Escrow Definition and Legal Meaning

On this page, you'll find the legal definition and meaning of Escrow, written in plain English, along with examples of how it is used.

What is Escrow?

1\) n. a form of account held by an “escrow agent” (an individual, escrow company or title company) into which is deposited the documents and funds in a transfer of real property, including the money, a mortgage or deed of trust, an existing promissory note secured by the real property, escrow “instructions” from both parties, an accounting of the funds and other documents necessary to complete the transaction by a date (“closing”) agreed to by the buyer and seller. When the funding is complete and the deed is clear, the escrow agent will then record the deed to the buyer and deliver funds to the seller. The escrow agent or officer is an independent holder and agent for both parties who receives a fee for his/her/its services. 2) n. originally escrow meant the deed held by the escrow agent. 3) n. colloquially, the escrow agent is called an “escrow,” while actually the escrow is the account and not a person. 4) v. to place the documents and funds in an escrow account, as in: “we will escrow the deal.”

History and Meaning of Escrow

Escrow is a process commonly used during real estate transactions and other financial transactions. The term "escrow" originates from the French word "escroue," which means "scroll" or "piece of parchment." In the 19th century, escrow accounts were commonly used in California gold rush transactions as a safe way to hold funds and ensure proper delivery of goods.

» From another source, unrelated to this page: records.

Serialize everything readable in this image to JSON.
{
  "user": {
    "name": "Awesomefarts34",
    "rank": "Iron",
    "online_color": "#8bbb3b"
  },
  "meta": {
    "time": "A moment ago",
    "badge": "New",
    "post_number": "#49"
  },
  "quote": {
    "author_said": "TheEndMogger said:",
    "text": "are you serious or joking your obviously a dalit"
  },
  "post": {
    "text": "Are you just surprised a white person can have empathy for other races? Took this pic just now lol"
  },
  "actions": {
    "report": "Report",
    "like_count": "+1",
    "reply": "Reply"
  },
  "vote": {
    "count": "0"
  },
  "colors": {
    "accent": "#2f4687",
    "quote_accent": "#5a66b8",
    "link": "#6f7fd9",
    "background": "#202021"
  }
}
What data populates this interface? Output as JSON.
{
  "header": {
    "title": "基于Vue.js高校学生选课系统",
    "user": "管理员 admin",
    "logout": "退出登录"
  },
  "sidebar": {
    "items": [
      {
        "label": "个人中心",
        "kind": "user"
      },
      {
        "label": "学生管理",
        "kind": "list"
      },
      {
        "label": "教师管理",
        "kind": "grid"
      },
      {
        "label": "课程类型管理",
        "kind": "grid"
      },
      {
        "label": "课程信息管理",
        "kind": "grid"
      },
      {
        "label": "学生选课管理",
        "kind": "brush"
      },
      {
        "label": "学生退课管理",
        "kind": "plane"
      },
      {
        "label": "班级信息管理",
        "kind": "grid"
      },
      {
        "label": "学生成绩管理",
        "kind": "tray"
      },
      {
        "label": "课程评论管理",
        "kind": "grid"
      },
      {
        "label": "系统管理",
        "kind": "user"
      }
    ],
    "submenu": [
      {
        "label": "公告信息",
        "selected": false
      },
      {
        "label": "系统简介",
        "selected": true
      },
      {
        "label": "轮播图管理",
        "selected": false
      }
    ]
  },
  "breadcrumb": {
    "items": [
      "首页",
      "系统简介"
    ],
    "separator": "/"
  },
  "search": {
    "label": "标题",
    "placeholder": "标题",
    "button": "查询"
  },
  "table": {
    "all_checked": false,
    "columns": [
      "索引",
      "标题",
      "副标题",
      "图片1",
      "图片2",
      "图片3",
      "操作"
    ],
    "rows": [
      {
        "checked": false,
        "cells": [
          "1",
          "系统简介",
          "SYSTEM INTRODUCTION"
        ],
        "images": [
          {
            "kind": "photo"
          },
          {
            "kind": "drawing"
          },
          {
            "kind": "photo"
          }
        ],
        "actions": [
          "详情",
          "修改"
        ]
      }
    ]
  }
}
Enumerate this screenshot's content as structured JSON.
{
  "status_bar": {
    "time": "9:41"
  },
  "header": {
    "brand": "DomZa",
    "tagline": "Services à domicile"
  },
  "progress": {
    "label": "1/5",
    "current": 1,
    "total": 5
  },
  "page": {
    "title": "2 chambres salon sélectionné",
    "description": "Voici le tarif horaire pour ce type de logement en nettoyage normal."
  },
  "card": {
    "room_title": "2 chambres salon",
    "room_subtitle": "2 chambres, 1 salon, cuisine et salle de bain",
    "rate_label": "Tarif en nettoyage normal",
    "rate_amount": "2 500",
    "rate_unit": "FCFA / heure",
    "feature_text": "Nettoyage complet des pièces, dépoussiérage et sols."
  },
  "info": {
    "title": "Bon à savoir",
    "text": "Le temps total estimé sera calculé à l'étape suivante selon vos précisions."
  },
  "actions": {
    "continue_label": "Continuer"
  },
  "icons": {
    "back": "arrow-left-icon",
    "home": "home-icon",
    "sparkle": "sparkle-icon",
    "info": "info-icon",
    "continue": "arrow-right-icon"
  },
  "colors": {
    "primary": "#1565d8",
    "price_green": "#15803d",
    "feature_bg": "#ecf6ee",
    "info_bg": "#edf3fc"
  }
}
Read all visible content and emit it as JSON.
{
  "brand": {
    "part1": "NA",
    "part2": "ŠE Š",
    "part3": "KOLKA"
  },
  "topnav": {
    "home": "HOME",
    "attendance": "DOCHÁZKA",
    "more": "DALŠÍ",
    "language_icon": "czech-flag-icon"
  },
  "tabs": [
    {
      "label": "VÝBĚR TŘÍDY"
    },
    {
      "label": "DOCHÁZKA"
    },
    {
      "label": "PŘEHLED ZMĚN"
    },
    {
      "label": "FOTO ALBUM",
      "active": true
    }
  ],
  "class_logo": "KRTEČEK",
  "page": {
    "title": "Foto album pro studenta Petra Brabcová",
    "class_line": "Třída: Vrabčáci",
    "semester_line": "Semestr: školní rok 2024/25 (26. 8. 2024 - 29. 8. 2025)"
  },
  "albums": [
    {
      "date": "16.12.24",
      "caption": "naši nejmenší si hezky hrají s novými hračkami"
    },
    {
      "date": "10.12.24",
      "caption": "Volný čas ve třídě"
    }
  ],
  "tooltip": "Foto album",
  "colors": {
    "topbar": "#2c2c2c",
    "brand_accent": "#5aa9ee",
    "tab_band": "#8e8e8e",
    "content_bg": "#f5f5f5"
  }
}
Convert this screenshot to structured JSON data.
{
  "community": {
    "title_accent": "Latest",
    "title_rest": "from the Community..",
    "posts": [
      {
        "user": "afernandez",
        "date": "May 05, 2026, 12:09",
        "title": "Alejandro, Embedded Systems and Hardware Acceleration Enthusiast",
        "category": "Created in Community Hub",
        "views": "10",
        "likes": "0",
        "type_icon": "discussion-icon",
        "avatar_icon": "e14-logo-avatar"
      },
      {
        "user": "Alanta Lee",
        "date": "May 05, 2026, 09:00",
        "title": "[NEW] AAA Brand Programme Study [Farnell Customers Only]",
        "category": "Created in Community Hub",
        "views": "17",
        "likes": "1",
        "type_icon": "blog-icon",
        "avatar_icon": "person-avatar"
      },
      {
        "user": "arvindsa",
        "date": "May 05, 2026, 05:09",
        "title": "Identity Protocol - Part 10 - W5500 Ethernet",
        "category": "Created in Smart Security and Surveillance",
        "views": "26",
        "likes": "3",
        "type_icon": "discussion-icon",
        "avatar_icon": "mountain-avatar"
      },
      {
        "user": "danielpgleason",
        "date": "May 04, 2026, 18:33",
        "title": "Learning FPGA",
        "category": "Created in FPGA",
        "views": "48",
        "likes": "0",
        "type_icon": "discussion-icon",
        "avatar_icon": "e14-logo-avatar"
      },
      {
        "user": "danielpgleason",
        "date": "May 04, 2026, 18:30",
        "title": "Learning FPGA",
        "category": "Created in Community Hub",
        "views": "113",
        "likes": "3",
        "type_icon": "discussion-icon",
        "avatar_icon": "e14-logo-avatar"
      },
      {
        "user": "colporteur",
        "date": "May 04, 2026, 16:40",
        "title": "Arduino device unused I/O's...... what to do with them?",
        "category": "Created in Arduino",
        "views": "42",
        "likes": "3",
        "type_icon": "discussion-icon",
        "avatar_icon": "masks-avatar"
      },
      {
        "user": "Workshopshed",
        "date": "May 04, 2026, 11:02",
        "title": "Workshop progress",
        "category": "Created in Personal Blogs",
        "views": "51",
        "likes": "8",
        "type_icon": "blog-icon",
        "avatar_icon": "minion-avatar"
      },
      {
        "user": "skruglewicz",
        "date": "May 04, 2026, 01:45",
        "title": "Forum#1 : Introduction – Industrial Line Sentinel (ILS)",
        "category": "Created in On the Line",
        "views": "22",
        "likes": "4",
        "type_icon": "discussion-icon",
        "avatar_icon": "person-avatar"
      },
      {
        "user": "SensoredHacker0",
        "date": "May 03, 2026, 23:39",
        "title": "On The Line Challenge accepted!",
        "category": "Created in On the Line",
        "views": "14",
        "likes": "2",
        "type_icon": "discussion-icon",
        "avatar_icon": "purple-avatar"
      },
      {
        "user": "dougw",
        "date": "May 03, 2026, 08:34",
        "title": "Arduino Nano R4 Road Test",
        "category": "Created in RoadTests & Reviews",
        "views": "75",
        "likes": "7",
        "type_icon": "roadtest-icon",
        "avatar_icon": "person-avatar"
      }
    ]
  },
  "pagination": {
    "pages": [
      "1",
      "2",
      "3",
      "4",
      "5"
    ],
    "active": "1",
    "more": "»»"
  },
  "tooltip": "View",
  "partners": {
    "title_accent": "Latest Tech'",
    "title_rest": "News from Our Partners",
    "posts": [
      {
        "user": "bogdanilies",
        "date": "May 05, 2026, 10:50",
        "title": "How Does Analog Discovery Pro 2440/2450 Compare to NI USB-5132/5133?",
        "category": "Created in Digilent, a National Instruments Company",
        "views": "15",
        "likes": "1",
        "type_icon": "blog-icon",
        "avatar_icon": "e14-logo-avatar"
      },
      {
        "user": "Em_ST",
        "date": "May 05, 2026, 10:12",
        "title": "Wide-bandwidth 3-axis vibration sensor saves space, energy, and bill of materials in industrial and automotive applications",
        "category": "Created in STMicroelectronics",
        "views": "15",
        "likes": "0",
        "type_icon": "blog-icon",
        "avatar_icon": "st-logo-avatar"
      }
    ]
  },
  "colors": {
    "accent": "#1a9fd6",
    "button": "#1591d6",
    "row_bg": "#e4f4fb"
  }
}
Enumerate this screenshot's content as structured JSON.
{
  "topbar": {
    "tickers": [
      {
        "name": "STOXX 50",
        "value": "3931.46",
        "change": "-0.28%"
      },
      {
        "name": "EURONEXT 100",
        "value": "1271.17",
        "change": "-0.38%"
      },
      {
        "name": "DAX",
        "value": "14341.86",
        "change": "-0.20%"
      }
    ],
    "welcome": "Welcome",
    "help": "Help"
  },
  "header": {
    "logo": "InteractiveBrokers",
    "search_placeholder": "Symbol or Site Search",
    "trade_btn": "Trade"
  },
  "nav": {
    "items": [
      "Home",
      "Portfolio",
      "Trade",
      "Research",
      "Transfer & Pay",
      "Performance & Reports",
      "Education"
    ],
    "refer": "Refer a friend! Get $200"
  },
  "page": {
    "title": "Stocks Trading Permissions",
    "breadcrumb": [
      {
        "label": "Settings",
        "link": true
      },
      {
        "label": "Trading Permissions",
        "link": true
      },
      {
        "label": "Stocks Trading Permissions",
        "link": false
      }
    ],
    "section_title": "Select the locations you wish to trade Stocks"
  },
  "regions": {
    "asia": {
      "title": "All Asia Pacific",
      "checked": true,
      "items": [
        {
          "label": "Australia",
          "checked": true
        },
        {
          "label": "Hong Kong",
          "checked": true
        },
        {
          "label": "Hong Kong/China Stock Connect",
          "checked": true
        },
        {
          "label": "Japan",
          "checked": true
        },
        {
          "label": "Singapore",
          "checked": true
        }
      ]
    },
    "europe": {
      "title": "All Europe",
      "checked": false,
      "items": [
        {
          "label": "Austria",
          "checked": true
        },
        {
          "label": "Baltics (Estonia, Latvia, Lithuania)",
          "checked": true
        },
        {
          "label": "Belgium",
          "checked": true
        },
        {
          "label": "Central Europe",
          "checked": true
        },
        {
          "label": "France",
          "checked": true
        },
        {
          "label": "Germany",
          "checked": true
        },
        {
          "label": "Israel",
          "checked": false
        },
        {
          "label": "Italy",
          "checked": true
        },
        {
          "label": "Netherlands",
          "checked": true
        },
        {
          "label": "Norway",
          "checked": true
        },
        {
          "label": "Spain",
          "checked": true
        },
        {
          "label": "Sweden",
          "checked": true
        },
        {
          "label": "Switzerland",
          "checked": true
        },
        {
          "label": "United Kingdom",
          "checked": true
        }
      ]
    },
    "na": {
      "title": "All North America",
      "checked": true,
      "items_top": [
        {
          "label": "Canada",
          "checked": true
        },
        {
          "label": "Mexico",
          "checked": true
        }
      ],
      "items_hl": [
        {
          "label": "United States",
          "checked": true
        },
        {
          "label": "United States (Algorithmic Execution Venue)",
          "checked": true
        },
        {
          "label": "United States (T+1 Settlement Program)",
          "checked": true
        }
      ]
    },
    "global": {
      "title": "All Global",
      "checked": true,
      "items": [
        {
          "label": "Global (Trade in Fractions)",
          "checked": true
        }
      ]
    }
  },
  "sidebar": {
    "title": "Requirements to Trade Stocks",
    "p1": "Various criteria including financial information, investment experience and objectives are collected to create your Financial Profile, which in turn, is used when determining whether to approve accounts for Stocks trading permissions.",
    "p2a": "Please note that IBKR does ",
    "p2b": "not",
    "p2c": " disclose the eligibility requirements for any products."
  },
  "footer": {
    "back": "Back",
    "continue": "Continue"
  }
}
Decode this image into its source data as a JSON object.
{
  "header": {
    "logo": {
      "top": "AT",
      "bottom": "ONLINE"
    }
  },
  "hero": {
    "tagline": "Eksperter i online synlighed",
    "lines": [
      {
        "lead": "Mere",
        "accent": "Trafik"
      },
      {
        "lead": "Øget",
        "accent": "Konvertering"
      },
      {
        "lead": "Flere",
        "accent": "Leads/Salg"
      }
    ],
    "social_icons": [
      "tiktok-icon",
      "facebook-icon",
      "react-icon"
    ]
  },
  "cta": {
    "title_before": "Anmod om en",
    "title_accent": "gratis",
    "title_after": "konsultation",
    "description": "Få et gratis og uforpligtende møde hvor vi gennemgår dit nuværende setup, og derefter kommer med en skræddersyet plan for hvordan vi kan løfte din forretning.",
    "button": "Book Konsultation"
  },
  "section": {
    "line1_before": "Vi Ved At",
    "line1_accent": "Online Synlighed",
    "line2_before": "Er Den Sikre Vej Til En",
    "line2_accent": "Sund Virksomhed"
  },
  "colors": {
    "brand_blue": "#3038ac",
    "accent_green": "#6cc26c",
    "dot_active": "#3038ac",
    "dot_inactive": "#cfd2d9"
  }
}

Today, escrow is an arrangement in which a neutral third party, known as an escrow agent, holds onto funds and documents until both parties involved in a transaction fulfill the terms of the agreement. The escrow agent is responsible for ensuring that all conditions of the transaction are met before releasing the funds or documents.

Examples of Escrow

  1. When buying a home, the buyer typically deposits the funds into an escrow account held by a title company. The funds are held in the account until the sale is completed and then disbursed to the seller.
  2. In online transactions, an escrow service may be used to hold the funds until the buyer receives the product and confirms that it is as described in the listing.
  3. In a mortgage refinance, the lender may hold the funds in an escrow account to ensure that property taxes and insurance premiums are paid.
  4. During a business acquisition, the buyer and seller may agree to use an escrow account to hold funds until certain conditions, such as the transfer of intellectual property rights, are met.
  5. In a security offering, an escrow agent may be used to hold securities until certain conditions are met, such as the completion of a merger or acquisition.

Legal Terms Similar to Escrow

  1. Trust account - a type of account used by lawyers and other professionals to hold funds for clients. Like an escrow account, the funds are held until certain conditions are met.
  2. Fiduciary - a person or entity that holds a position of trust and responsibility for managing assets or funds on behalf of another party.
  3. Closing agent - a neutral third party responsible for overseeing the closing of a real estate transaction and ensuring that all funds and documents are properly transferred.